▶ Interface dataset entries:
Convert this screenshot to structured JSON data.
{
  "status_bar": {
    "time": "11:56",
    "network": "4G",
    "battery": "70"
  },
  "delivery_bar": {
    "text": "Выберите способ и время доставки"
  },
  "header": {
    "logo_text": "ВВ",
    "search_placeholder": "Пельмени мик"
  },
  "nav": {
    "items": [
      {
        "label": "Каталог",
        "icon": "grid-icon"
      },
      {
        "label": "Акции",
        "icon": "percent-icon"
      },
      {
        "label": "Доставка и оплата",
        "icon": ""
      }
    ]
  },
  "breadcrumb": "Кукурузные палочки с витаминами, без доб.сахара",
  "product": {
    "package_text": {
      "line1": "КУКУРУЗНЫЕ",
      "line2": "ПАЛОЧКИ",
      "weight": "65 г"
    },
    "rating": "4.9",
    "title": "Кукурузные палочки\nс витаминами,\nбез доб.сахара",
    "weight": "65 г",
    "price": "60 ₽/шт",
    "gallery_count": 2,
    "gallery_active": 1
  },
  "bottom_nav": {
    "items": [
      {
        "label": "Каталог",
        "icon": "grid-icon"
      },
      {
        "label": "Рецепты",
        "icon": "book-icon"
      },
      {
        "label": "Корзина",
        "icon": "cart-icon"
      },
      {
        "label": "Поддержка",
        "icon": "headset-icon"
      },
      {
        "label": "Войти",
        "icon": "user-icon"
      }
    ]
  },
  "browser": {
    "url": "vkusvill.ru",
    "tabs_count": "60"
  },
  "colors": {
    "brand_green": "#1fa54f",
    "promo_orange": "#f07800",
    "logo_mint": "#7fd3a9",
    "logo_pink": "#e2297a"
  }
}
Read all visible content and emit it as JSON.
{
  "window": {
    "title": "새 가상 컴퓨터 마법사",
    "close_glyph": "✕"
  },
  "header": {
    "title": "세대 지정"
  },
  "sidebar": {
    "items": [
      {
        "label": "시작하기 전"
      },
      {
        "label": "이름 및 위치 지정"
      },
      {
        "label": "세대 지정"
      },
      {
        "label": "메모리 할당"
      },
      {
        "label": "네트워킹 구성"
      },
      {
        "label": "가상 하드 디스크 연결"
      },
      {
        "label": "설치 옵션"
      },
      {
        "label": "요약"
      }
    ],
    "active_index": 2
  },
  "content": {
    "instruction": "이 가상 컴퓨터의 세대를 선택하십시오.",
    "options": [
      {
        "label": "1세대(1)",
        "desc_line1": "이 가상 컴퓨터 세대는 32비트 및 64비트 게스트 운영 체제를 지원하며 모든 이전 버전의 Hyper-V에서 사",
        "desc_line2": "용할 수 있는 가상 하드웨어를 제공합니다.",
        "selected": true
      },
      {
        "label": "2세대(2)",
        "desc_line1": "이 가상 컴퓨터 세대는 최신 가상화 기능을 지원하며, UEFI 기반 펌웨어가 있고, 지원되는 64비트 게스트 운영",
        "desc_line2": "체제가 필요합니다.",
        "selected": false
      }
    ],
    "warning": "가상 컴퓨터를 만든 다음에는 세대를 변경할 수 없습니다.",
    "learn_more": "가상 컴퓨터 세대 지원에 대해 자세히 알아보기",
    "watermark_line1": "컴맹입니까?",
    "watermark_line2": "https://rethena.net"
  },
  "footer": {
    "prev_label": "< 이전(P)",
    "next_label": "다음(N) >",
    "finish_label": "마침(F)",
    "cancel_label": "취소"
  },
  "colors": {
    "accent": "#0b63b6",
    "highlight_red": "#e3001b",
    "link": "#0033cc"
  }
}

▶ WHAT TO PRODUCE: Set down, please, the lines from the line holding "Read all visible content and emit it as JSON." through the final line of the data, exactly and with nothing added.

▶ EXERCISE OUTPUT:
Read all visible content and emit it as JSON.
{
  "window": {
    "title": "새 가상 컴퓨터 마법사",
    "close_glyph": "✕"
  },
  "header": {
    "title": "세대 지정"
  },
  "sidebar": {
    "items": [
      {
        "label": "시작하기 전"
      },
      {
        "label": "이름 및 위치 지정"
      },
      {
        "label": "세대 지정"
      },
      {
        "label": "메모리 할당"
      },
      {
        "label": "네트워킹 구성"
      },
      {
        "label": "가상 하드 디스크 연결"
      },
      {
        "label": "설치 옵션"
      },
      {
        "label": "요약"
      }
    ],
    "active_index": 2
  },
  "content": {
    "instruction": "이 가상 컴퓨터의 세대를 선택하십시오.",
    "options": [
      {
        "label": "1세대(1)",
        "desc_line1": "이 가상 컴퓨터 세대는 32비트 및 64비트 게스트 운영 체제를 지원하며 모든 이전 버전의 Hyper-V에서 사",
        "desc_line2": "용할 수 있는 가상 하드웨어를 제공합니다.",
        "selected": true
      },
      {
        "label": "2세대(2)",
        "desc_line1": "이 가상 컴퓨터 세대는 최신 가상화 기능을 지원하며, UEFI 기반 펌웨어가 있고, 지원되는 64비트 게스트 운영",
        "desc_line2": "체제가 필요합니다.",
        "selected": false
      }
    ],
    "warning": "가상 컴퓨터를 만든 다음에는 세대를 변경할 수 없습니다.",
    "learn_more": "가상 컴퓨터 세대 지원에 대해 자세히 알아보기",
    "watermark_line1": "컴맹입니까?",
    "watermark_line2": "https://rethena.net"
  },
  "footer": {
    "prev_label": "< 이전(P)",
    "next_label": "다음(N) >",
    "finish_label": "마침(F)",
    "cancel_label": "취소"
  },
  "colors": {
    "accent": "#0b63b6",
    "highlight_red": "#e3001b",
    "link": "#0033cc"
  }
}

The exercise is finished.